Start of Exercise input
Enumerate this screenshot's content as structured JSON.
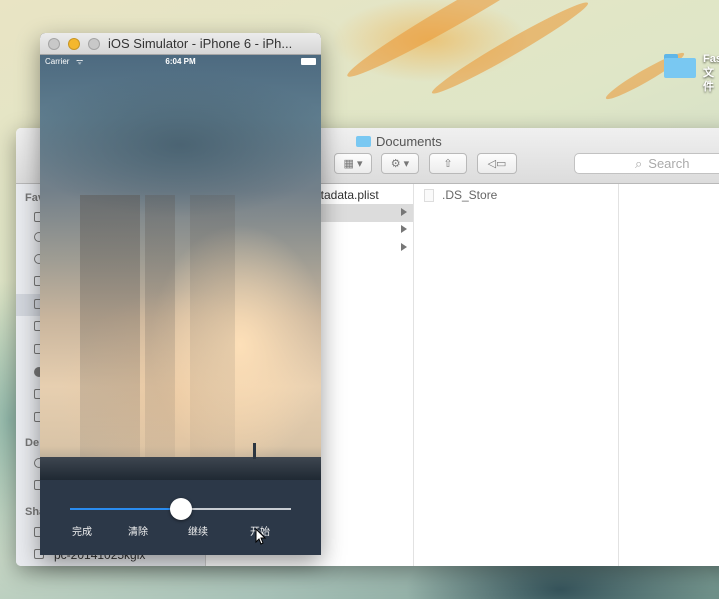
{
  "desktop": {
    "folder_label_line1": "Fas",
    "folder_label_line2": "文件"
  },
  "finder": {
    "path_title": "Documents",
    "search_placeholder": "Search",
    "sidebar_headers": [
      "Fav",
      "De",
      "Sha"
    ],
    "sidebar_shared_item": "pc-20141025kgix",
    "column1_partial_file": "etadata.plist",
    "column2_items": [
      ".DS_Store"
    ]
  },
  "simulator": {
    "window_title": "iOS Simulator - iPhone 6 - iPh...",
    "status": {
      "carrier": "Carrier",
      "time": "6:04 PM"
    },
    "slider_value_fraction": 0.5,
    "slider_progress_color": "#2a8cf0",
    "controls_bg": "#2c3848",
    "buttons": [
      "完成",
      "清除",
      "继续",
      "开始"
    ]
  },
  "traffic_colors": {
    "close": "#c8c8c8",
    "minimize": "#f4b72d",
    "zoom": "#c8c8c8"
  }
}
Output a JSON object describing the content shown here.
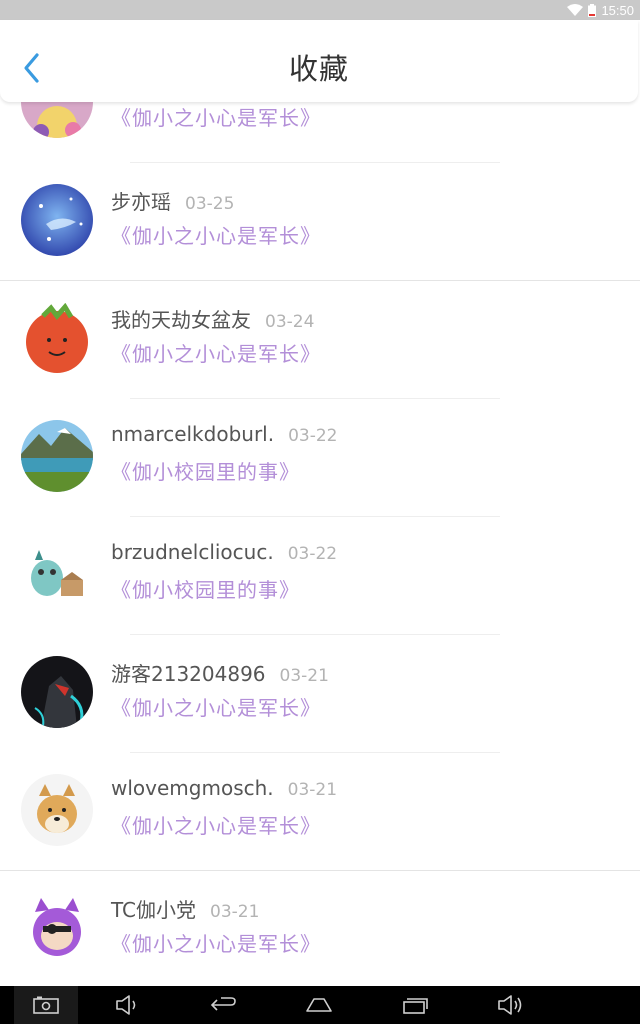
{
  "status_bar": {
    "time": "15:50"
  },
  "header": {
    "title": "收藏"
  },
  "items": [
    {
      "name": "",
      "date": "",
      "comic": "《伽小之小心是军长》"
    },
    {
      "name": "步亦瑶",
      "date": "03-25",
      "comic": "《伽小之小心是军长》"
    },
    {
      "name": "我的天劫女盆友",
      "date": "03-24",
      "comic": "《伽小之小心是军长》"
    },
    {
      "name": "nmarcelkdoburl.",
      "date": "03-22",
      "comic": "《伽小校园里的事》"
    },
    {
      "name": "brzudnelcliocuc.",
      "date": "03-22",
      "comic": "《伽小校园里的事》"
    },
    {
      "name": "游客213204896",
      "date": "03-21",
      "comic": "《伽小之小心是军长》"
    },
    {
      "name": "wlovemgmosch.",
      "date": "03-21",
      "comic": "《伽小之小心是军长》"
    },
    {
      "name": "TC伽小党",
      "date": "03-21",
      "comic": "《伽小之小心是军长》"
    }
  ],
  "colors": {
    "accent": "#3a9be0",
    "comic_title": "#b38fd8",
    "status_bar": "#c9c9c9"
  },
  "nav_icons": [
    "screenshot-icon",
    "volume-down-icon",
    "back-icon",
    "home-icon",
    "recents-icon",
    "volume-up-icon"
  ]
}
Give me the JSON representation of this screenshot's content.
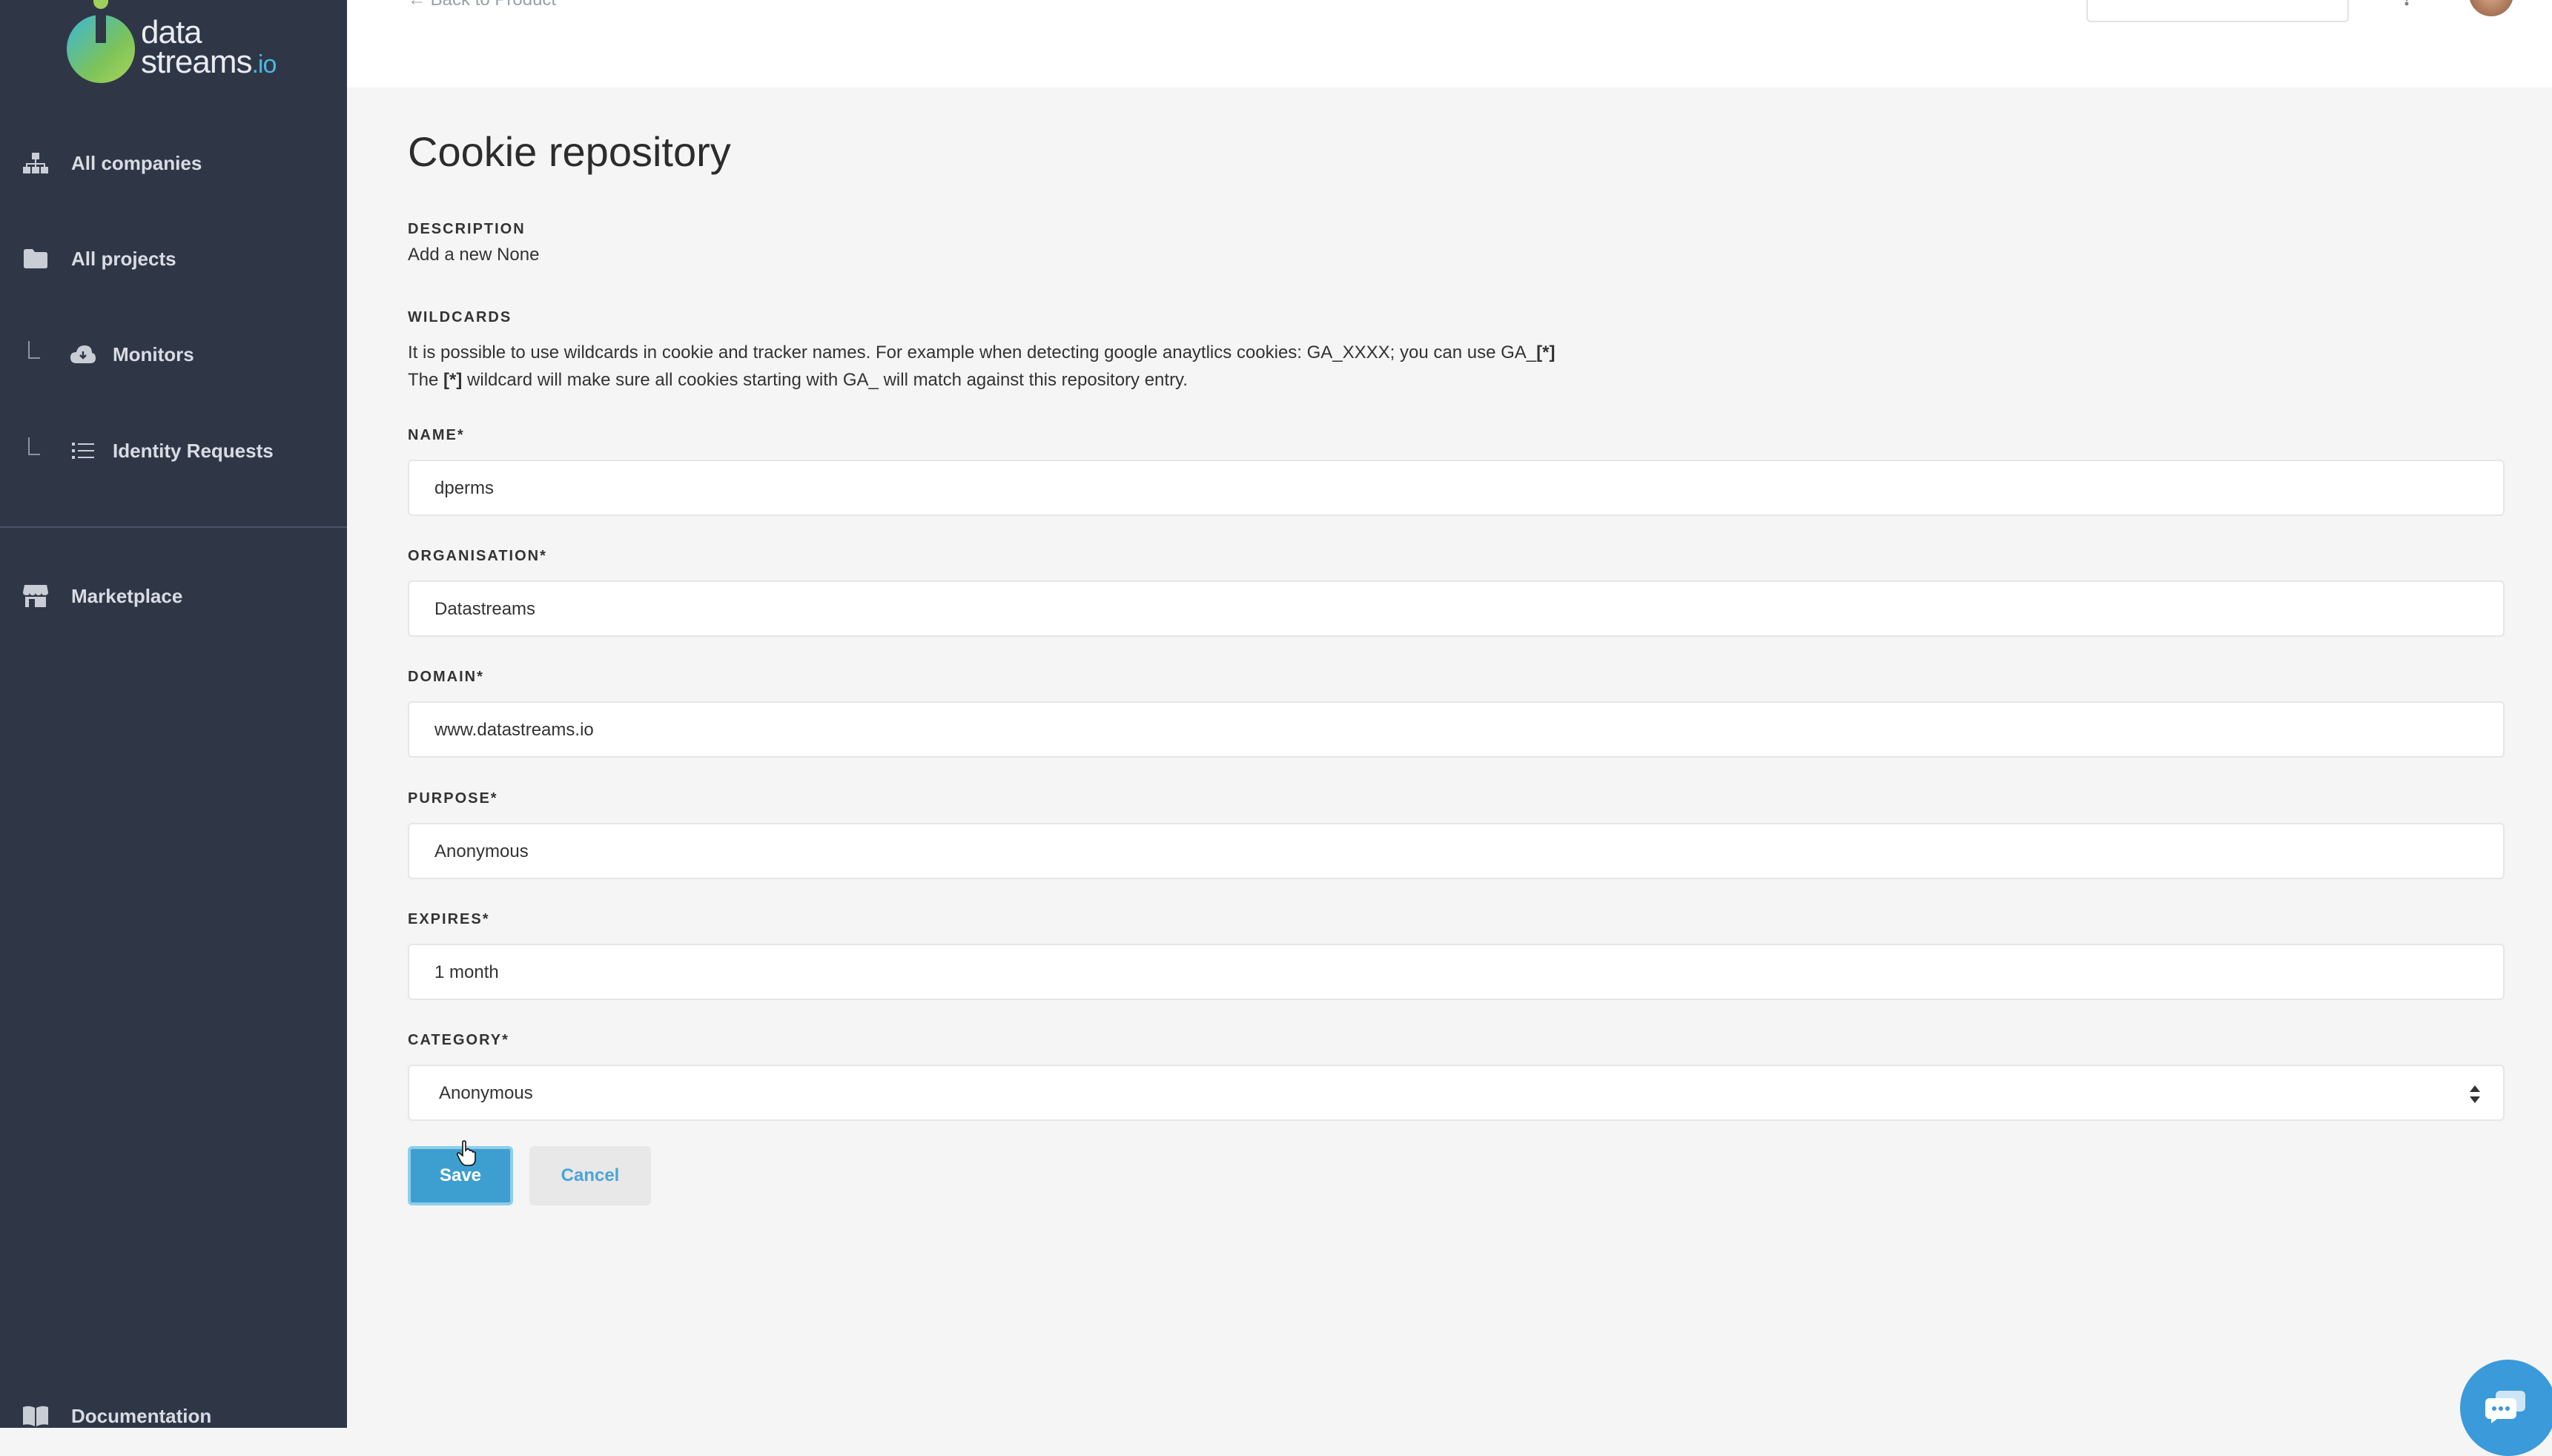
{
  "brand": {
    "logo_text_1": "data",
    "logo_text_2": "streams",
    "logo_text_3": ".io"
  },
  "sidebar": {
    "items": [
      {
        "label": "All companies",
        "icon": "sitemap-icon"
      },
      {
        "label": "All projects",
        "icon": "folder-icon"
      },
      {
        "label": "Monitors",
        "icon": "cloud-icon"
      },
      {
        "label": "Identity Requests",
        "icon": "list-icon"
      },
      {
        "label": "Marketplace",
        "icon": "store-icon"
      },
      {
        "label": "Documentation",
        "icon": "book-icon"
      }
    ]
  },
  "header": {
    "back_link": "← Back to Product"
  },
  "page": {
    "title": "Cookie repository",
    "description_label": "DESCRIPTION",
    "description_text": "Add a new None",
    "wildcards_label": "WILDCARDS",
    "wildcards_line1": "It is possible to use wildcards in cookie and tracker names. For example when detecting google anaytlics cookies: GA_XXXX; you can use GA_",
    "wildcards_line1_code": "[*]",
    "wildcards_line2_pre": "The ",
    "wildcards_line2_code": "[*]",
    "wildcards_line2_post": " wildcard will make sure all cookies starting with GA_ will match against this repository entry."
  },
  "form": {
    "name": {
      "label": "NAME*",
      "value": "dperms"
    },
    "organisation": {
      "label": "ORGANISATION*",
      "value": "Datastreams"
    },
    "domain": {
      "label": "DOMAIN*",
      "value": "www.datastreams.io"
    },
    "purpose": {
      "label": "PURPOSE*",
      "value": "Anonymous"
    },
    "expires": {
      "label": "EXPIRES*",
      "value": "1 month"
    },
    "category": {
      "label": "CATEGORY*",
      "value": "Anonymous"
    },
    "save_label": "Save",
    "cancel_label": "Cancel"
  },
  "colors": {
    "sidebar_bg": "#2f3747",
    "accent": "#3d9fd0"
  }
}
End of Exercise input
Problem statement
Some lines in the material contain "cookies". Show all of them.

Answer for the task
    "wildcards_line1": "It is possible to use wildcards in cookie and tracker names. For example when detecting google anaytlics cookies: GA_XXXX; you can use GA_",
    "wildcards_line2_post": " wildcard will make sure all cookies starting with GA_ will match against this repository entry."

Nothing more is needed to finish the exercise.